The plaza is designed like a house with no roof, and while some of it is stone, some is rough concrete, like the adjacent residences. It is radical and modest at the same time: something we greatly admire.
To read the full article and see pictures, go to http://nyti.ms/1qECgyg
*by Palestinian architect, Sandi Hilal, and her Italian architect husband, Alessandro Petti
This photo shows the structure after demolition. The center, which used to be a solid, locked chemistry room with a classroom above, is now an open atrium. The original heavy timber structure will be left exposed, so that its tent-like geometries are legible and instructive.
This 1980's condominium overlooking Cheesman Park was a challenge of unalterable existing conditions (lighting, sprinklers, venting, HVAC) vs. design ideas. The existing interior finishes and selected walls were removed, hallways were widened and openings placed in walls to visually connect rooms, new light troughs were placed in corners to mimic skylights, wood paneling was introduced to create "pockets-of-use" (art walls, door recesses, benches, shelving) and visual connectedness throughout the unit. All this was done to simplify the experience and focus attention on the exterior treescape that living on the 5th floor offers. Outside the living room window lives a specimen 100' tall Honey Locust as well as other fully mature trees. The windows now capture the view and simplified colors and finishes let the outdoors participate in the experience. No longer are you focused on the pickled crown molding and beige tile floor. The process was one of rigorous as-builts, constant change and adjustment and full participation from everyone associated with the job. Joan Brennan, Julie Fletcher, Guy Obermeier, Kevin Sebern and A4 worked together to come up with solutions that balanced existing realities, earlier decisions and opportunities. It was a fully participant project accessing everyone's talents and skills.
We produced multiple plan ideas, scope variations for pricing and layers upon layers of perspective sketches all responsible in making the final design decisions.

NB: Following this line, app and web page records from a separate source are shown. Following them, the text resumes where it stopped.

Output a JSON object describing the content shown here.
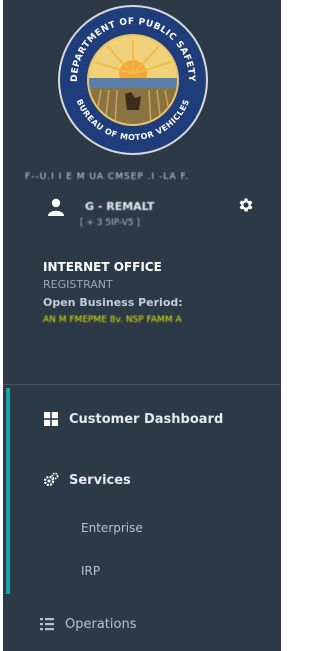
{
  "seal": {
    "top_text": "DEPARTMENT OF PUBLIC SAFETY",
    "bottom_text": "BUREAU OF MOTOR VEHICLES"
  },
  "location_line": "F--U.I I E M UA CMSEP .I -LA F.",
  "user": {
    "name": "G - REMALT",
    "sub": "[ + 3 5IP-V5 ]",
    "icon": "user-icon",
    "settings_icon": "gear-icon"
  },
  "office": {
    "title": "INTERNET OFFICE",
    "role": "REGISTRANT",
    "period_label": "Open Business Period:",
    "period_value": "AN M FMEPME 8v. NSP FAMM A"
  },
  "nav": {
    "customer_dashboard": "Customer Dashboard",
    "services": "Services",
    "enterprise": "Enterprise",
    "irp": "IRP",
    "operations": "Operations"
  },
  "colors": {
    "sidebar_bg": "#2c3a48",
    "accent": "#1aa3a8",
    "period_value": "#e6e000"
  }
}
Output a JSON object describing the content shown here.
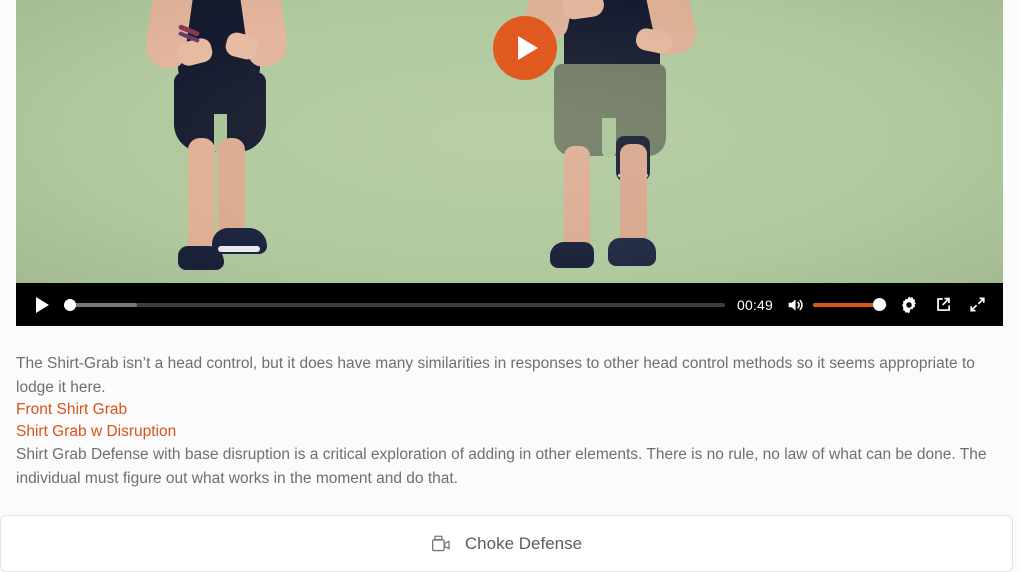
{
  "player": {
    "big_play_label": "Play",
    "controls": {
      "play_label": "Play",
      "seek_label": "Seek",
      "current_time": "00:49",
      "mute_label": "Mute",
      "volume_label": "Volume",
      "volume_percent": 88,
      "seek_percent": 0,
      "buffer_percent": 11,
      "settings_label": "Settings",
      "pip_label": "Enter Picture-in-Picture",
      "fullscreen_label": "Enter fullscreen"
    },
    "accent_color": "#e05a20",
    "volume_fill_color": "#d8531e"
  },
  "content": {
    "paragraph_1": "The Shirt-Grab isn’t a head control, but it does have many similarities in responses to other head control methods so it seems appropriate to lodge it here.",
    "link_1": "Front Shirt Grab",
    "link_2": "Shirt Grab w Disruption",
    "paragraph_2": "Shirt Grab Defense with base disruption is a critical exploration of adding in other elements. There is no rule, no law of what can be done. The individual must figure out what works in the moment and do that.",
    "link_color": "#d9531e",
    "text_color": "#6f6f72"
  },
  "bottom_bar": {
    "icon": "video-camera-icon",
    "label": "Choke Defense"
  }
}
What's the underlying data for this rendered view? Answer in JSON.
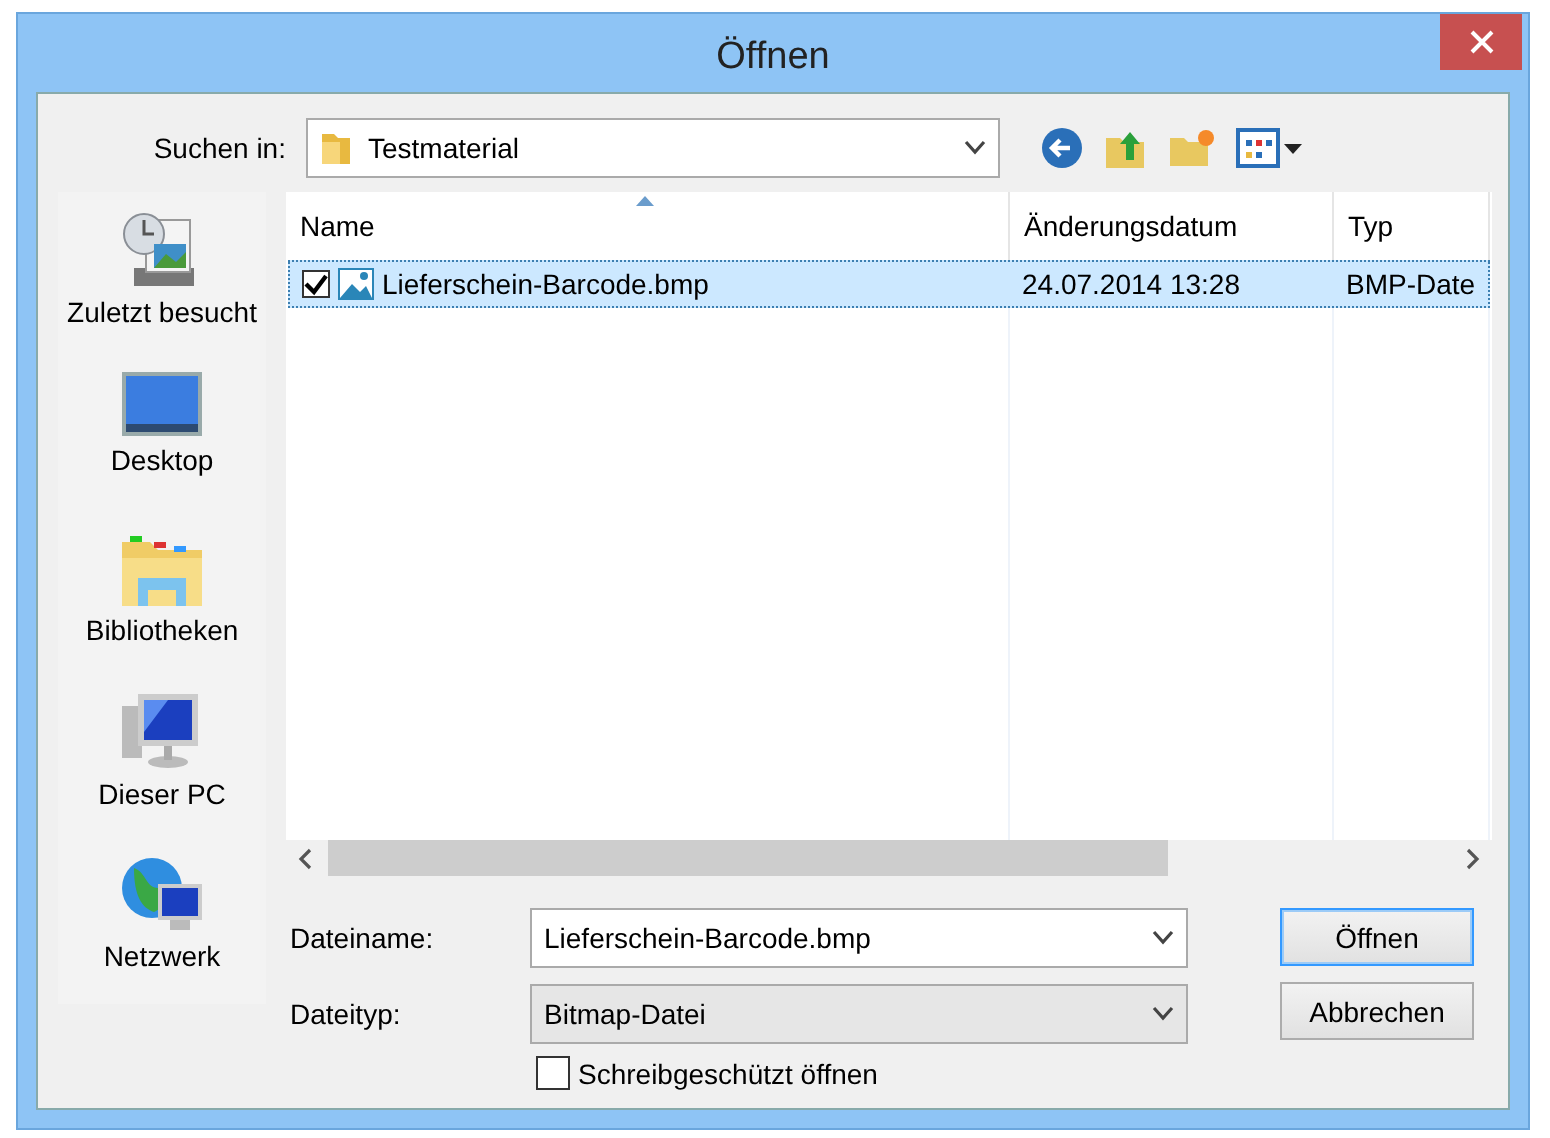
{
  "window": {
    "title": "Öffnen"
  },
  "look_in": {
    "label": "Suchen in:",
    "value": "Testmaterial"
  },
  "places": [
    {
      "label": "Zuletzt besucht",
      "kind": "recent"
    },
    {
      "label": "Desktop",
      "kind": "desktop"
    },
    {
      "label": "Bibliotheken",
      "kind": "libraries"
    },
    {
      "label": "Dieser PC",
      "kind": "pc"
    },
    {
      "label": "Netzwerk",
      "kind": "network"
    }
  ],
  "columns": [
    {
      "label": "Name",
      "sorted": true
    },
    {
      "label": "Änderungsdatum",
      "sorted": false
    },
    {
      "label": "Typ",
      "sorted": false
    }
  ],
  "rows": [
    {
      "name": "Lieferschein-Barcode.bmp",
      "date": "24.07.2014 13:28",
      "type": "BMP-Date",
      "selected": true,
      "checked": true
    }
  ],
  "filename": {
    "label": "Dateiname:",
    "value": "Lieferschein-Barcode.bmp"
  },
  "filetype": {
    "label": "Dateityp:",
    "value": "Bitmap-Datei"
  },
  "readonly": {
    "label": "Schreibgeschützt öffnen",
    "checked": false
  },
  "buttons": [
    {
      "label": "Öffnen",
      "default": true
    },
    {
      "label": "Abbrechen",
      "default": false
    }
  ]
}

A4's renovations to the New Castle Branch Library are complete and the public explored their new community hub at the Grand Opening on April 14th. Usable square footage more than doubled from 5,000 to 11,000 square feet, the number of public computers nearly quadrupled from 6 to 23, and new community and study rooms will improve the diversity of uses in the library. The $2.4 million project also includes a living room style reading area anchored by a fireplace, a dedicated children's section, a new accessible public entry, greatly expanded staff work areas, and 9.3 kW of solar photovoltaics on the roof. The project is currently being evaluated for LEED certification.

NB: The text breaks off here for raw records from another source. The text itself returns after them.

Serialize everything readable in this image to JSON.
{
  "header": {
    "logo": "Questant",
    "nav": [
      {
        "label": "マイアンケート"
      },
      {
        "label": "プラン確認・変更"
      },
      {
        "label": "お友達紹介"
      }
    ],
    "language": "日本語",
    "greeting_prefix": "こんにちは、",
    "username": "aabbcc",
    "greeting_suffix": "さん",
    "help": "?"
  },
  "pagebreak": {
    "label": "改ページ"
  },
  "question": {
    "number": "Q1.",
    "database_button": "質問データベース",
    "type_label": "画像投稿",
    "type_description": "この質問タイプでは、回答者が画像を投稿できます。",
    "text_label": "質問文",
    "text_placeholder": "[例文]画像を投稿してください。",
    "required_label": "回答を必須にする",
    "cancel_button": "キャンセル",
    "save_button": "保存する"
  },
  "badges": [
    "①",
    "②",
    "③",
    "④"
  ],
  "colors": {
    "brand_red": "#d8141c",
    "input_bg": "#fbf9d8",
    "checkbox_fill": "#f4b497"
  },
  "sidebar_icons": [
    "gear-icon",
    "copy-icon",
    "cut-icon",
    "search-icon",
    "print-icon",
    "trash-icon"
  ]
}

A4 has been working with Colorado Rocky Mountain School for a while now on refining their campus, including designs for two new dorms and a music studio and rehearsal space. During their current interim week, CRMS students are creating a chandelier for the reception room of the new North Dorm. Working together, the glass blowing and blacksmithing classes designed the metal and glass piece, starting with a small scale model shown below. Now they are in their separate studios making the glass and steel portions of the structure, which will later be fit with LED lights. While the North Dorm is still just a building shell, the students are already anxious to move in.
The 5° Seating line of site furniture for the Basalt Regional Library plaza was designed by A4 to compliment the library building. These benches and bike racks are built out of steel and ipé wood with longevity and ease of maintenance in mind. The first bench prototype is currently being manufactured by local craftsmen and will be on display for First Friday.